“Little by little, students are becoming interprofessional: They are not only knowing about themselves, but they are knowing about others, they are learning with, from and about each other in these various opportunities that we’ve incorporated in the first and second year,” Healy said. “Over time we hope that our students will be able as part of these teams through our interprofessional education to provide excellent outcomes for our patients.”
Ultra-short Didactic Lecture Award Winners:
- Abhisek Khandai, MD, resident in Psychiatry and Behavioral Sciences, used themes and characters from the movie, “The Lord of the Rings” to explain capacity assessment.
- Gregory Apel, MD, resident in Emergency Medicine, spoke on integrating free and open access medical education into residency curriculum.
Moderated Oral Research Presentation Winners:
- Tyler Harris, MD, fellow in Pediatric Cardiology, presented on congenital heart disease simulation curriculum.
- Celia O’Brien, PhD, instructor of Medical Education, and Marianne Green, MD, associate dean for Medical Education and Competency Achievement, presented on pre-clerkship portfolio assessment and performance in clerkships.
- Lily Saadat and Christina Theodorou, both fourth-year medical students, presented on the role of interim phone calls in improving continuity of patient follow-up.
The 2015 Best Teachers of Feinberg Award:
- Kristine Healy, MPH, PA-C, assistant professor of Medical Education in the Physician Assistant Program
- Christopher Robinson, MS, MBA, CPO, assistant professor of Physical Medicine and Rehabilitation
- Lois Hedman, DScPT, associate professor of Physical Therapy and Human Movement Sciences
- Thomas Corbridge, MD, professor of Medicine in the Division of Pulmonary and of Physical Medicine and Rehabilitation
- Sarah Rodriguez, PhD, lecturer, Medical Education in the Division of Medical Humanities and Bioethics
- Alexander Mackie, PhD, research assistant professor of Medicine in the Division of Cardiology
- Donald McCrimmon, PhD, professor of Physiology and Anesthesiology
- Joan Mullan, MD, assistant professor of Clinical Medicine in the Division of General Internal Medicine and Geriatrics
- Monica Rho, MD, assistant professor of Physical Medicine and Rehabilitation
- Catherine Belling, PhD, associate professor of Medical Education in the Division of Medical Humanities and Bioethics
- Mike Avram, PhD, associate professor of Anesthesiology
- David Salzman, MD, assistant professor of Emergency Medicine and Medical Education
- John Friedewald, MD, associate professor of Medicine in the Division of Nephrology and of Surgery in the Division of Organ Transplantation
FAME Outstanding Teacher Award:
- Rajesh Keswani, MD, associate professor of Medicine in the Division of Gastroenterology and Hepatology

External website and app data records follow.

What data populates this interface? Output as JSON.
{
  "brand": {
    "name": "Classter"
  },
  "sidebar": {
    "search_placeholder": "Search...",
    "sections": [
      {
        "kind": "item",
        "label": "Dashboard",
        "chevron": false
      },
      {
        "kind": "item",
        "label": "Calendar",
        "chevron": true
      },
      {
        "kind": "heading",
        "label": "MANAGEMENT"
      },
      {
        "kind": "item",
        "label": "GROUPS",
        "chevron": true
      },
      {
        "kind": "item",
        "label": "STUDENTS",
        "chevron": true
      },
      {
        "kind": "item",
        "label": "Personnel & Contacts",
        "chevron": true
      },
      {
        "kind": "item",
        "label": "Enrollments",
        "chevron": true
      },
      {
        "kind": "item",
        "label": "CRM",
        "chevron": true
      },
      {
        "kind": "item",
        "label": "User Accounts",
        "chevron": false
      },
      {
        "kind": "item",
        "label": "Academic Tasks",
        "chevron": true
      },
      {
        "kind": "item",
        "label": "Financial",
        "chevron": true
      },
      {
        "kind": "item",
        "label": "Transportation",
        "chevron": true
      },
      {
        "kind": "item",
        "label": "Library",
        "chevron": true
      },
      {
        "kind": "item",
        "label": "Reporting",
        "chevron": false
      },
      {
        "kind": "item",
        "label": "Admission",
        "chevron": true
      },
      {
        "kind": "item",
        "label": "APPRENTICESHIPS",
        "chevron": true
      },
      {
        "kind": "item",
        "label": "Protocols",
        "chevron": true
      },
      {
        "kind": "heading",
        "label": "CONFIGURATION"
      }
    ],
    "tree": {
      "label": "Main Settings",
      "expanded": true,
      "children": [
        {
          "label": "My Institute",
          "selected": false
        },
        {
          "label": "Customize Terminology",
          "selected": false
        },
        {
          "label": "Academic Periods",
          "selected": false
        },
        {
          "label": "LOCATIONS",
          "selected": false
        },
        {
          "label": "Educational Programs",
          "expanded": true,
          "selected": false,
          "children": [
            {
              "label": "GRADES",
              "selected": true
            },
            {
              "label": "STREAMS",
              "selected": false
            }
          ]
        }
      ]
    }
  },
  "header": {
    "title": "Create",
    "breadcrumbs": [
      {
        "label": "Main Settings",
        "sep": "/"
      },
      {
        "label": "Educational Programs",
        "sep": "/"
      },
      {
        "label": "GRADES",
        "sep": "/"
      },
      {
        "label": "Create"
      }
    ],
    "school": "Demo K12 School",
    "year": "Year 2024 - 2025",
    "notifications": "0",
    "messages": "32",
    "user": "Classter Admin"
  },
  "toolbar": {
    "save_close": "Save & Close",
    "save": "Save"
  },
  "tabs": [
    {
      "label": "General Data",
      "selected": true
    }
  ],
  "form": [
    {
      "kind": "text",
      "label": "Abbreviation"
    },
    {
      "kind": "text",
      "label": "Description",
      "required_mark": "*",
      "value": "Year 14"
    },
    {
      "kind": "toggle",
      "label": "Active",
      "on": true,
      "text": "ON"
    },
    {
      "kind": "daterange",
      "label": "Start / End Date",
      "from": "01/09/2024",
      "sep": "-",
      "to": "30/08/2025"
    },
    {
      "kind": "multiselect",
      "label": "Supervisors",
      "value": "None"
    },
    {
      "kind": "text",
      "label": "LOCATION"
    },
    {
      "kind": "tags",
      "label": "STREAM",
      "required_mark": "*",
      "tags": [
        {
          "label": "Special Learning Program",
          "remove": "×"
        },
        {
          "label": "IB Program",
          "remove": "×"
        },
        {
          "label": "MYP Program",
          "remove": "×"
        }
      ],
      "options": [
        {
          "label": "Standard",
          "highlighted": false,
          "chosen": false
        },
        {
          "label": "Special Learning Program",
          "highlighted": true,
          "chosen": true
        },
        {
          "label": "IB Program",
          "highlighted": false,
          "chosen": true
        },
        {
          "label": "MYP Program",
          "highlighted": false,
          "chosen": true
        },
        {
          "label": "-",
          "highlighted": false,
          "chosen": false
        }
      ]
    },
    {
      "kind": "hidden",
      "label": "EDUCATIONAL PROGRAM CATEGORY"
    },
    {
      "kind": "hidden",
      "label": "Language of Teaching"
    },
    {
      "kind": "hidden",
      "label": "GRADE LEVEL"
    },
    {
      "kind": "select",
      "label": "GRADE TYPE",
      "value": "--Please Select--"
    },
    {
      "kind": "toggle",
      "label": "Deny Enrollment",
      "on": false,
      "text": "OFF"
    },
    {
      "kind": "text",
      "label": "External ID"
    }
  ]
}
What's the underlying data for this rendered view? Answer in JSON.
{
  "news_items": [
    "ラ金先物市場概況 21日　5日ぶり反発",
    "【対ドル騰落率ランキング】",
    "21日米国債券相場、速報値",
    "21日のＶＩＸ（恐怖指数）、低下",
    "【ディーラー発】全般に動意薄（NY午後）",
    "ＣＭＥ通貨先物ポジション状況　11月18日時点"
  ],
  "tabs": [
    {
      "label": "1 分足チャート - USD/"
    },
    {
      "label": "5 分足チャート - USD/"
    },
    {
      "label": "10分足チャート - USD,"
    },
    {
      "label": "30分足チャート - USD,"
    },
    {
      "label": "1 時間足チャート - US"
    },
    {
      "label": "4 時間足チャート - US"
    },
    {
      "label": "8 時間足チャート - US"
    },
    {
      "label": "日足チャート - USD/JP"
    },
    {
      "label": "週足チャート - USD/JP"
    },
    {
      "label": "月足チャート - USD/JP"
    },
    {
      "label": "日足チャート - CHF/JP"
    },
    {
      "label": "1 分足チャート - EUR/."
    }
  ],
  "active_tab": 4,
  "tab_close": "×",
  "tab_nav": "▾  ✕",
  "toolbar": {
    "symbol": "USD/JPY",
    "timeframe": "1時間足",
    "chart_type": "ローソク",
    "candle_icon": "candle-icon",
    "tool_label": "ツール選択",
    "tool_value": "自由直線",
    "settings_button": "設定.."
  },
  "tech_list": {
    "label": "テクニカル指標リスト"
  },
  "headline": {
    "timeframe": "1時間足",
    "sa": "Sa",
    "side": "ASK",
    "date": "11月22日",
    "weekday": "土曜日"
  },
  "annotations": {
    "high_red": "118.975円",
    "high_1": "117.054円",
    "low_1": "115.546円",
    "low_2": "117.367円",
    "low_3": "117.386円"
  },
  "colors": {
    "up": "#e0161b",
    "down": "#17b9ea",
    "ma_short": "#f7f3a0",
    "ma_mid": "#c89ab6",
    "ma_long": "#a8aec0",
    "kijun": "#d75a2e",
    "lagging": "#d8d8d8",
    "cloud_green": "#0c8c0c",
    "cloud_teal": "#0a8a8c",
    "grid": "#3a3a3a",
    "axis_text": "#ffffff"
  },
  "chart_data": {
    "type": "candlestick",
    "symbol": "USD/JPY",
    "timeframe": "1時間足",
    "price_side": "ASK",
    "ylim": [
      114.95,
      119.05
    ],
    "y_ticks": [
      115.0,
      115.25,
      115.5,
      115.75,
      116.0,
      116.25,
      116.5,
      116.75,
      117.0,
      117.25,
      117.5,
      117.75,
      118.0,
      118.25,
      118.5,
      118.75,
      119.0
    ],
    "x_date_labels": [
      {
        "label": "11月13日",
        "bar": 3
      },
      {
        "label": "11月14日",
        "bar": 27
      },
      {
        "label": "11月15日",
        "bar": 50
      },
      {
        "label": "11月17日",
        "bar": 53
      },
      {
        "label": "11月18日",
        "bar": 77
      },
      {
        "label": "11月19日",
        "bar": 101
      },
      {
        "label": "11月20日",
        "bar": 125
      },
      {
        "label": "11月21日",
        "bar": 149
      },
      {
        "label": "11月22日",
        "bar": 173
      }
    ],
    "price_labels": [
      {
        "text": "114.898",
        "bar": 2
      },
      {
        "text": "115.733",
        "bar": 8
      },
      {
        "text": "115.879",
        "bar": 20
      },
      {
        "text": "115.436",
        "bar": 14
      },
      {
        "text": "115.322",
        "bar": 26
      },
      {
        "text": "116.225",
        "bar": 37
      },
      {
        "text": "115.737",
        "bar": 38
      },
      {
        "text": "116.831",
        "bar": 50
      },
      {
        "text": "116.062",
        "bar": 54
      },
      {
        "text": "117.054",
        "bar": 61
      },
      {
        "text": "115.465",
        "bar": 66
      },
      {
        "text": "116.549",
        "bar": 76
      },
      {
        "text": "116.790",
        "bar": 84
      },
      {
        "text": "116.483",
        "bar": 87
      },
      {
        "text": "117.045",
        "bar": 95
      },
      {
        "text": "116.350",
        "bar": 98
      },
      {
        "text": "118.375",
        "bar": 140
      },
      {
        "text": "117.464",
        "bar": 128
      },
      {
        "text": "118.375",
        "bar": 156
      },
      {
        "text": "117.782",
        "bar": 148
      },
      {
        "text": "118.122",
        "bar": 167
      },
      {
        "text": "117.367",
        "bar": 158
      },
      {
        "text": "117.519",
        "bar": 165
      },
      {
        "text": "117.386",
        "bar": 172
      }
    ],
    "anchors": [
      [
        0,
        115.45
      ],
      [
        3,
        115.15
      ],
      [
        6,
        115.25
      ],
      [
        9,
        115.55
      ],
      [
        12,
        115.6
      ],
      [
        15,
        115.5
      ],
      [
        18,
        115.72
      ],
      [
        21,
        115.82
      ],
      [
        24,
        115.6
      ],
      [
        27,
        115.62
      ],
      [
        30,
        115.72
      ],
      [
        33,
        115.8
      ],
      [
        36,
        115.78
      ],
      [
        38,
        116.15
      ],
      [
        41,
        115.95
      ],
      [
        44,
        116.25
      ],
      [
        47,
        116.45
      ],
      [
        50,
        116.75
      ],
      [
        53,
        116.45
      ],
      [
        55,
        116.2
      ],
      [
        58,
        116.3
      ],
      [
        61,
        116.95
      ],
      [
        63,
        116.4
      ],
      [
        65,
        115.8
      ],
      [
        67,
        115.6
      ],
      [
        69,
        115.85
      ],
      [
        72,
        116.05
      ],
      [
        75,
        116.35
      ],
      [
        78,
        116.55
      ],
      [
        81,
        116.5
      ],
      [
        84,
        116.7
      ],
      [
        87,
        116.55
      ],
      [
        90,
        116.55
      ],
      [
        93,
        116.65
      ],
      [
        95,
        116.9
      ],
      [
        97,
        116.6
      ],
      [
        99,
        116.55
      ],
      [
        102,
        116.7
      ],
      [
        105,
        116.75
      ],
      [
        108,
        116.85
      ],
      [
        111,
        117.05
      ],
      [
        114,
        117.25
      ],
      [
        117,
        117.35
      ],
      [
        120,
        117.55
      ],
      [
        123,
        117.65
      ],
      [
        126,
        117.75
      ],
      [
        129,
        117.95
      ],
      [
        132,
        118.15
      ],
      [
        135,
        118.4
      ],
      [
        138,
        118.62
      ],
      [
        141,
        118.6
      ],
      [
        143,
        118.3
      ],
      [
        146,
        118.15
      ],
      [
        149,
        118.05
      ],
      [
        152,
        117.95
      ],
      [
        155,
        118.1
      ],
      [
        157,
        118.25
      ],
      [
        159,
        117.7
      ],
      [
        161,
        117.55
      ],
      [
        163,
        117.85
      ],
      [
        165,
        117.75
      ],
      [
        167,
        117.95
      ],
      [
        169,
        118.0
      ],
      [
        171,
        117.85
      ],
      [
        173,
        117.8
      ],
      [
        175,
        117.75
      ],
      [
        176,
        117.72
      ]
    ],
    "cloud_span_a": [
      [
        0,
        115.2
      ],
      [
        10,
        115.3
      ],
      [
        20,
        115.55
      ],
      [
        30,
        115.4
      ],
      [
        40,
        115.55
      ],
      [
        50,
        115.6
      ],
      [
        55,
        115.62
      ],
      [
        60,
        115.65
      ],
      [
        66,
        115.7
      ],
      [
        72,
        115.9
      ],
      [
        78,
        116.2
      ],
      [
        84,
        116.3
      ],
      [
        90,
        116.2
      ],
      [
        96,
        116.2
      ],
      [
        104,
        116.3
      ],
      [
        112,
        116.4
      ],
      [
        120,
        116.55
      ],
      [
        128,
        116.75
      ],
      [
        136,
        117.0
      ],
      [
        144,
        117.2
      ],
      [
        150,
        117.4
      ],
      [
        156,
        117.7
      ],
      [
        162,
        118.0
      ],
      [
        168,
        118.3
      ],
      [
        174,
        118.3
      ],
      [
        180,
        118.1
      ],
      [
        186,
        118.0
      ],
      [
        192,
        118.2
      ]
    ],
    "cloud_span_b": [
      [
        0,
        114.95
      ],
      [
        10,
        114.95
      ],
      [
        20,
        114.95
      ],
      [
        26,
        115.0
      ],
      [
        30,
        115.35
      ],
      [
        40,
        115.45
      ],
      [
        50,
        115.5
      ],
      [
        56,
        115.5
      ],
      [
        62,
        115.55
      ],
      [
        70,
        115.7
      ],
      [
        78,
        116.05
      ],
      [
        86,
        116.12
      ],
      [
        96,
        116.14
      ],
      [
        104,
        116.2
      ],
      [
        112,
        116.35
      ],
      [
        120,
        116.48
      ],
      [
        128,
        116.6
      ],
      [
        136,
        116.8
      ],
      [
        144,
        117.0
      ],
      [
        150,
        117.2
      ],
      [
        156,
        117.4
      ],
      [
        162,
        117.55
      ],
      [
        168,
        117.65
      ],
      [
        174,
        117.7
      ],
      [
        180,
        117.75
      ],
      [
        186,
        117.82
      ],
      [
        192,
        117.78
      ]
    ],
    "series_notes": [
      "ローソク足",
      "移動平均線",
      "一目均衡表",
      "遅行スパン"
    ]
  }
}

- Ikuo Hirano, MD, professor of Medicine in the Division of Gastroenterology and Hepatology
- David Shapiro, MD, assistant professor of Medicine in the Division of Gastroenterology and Hepatology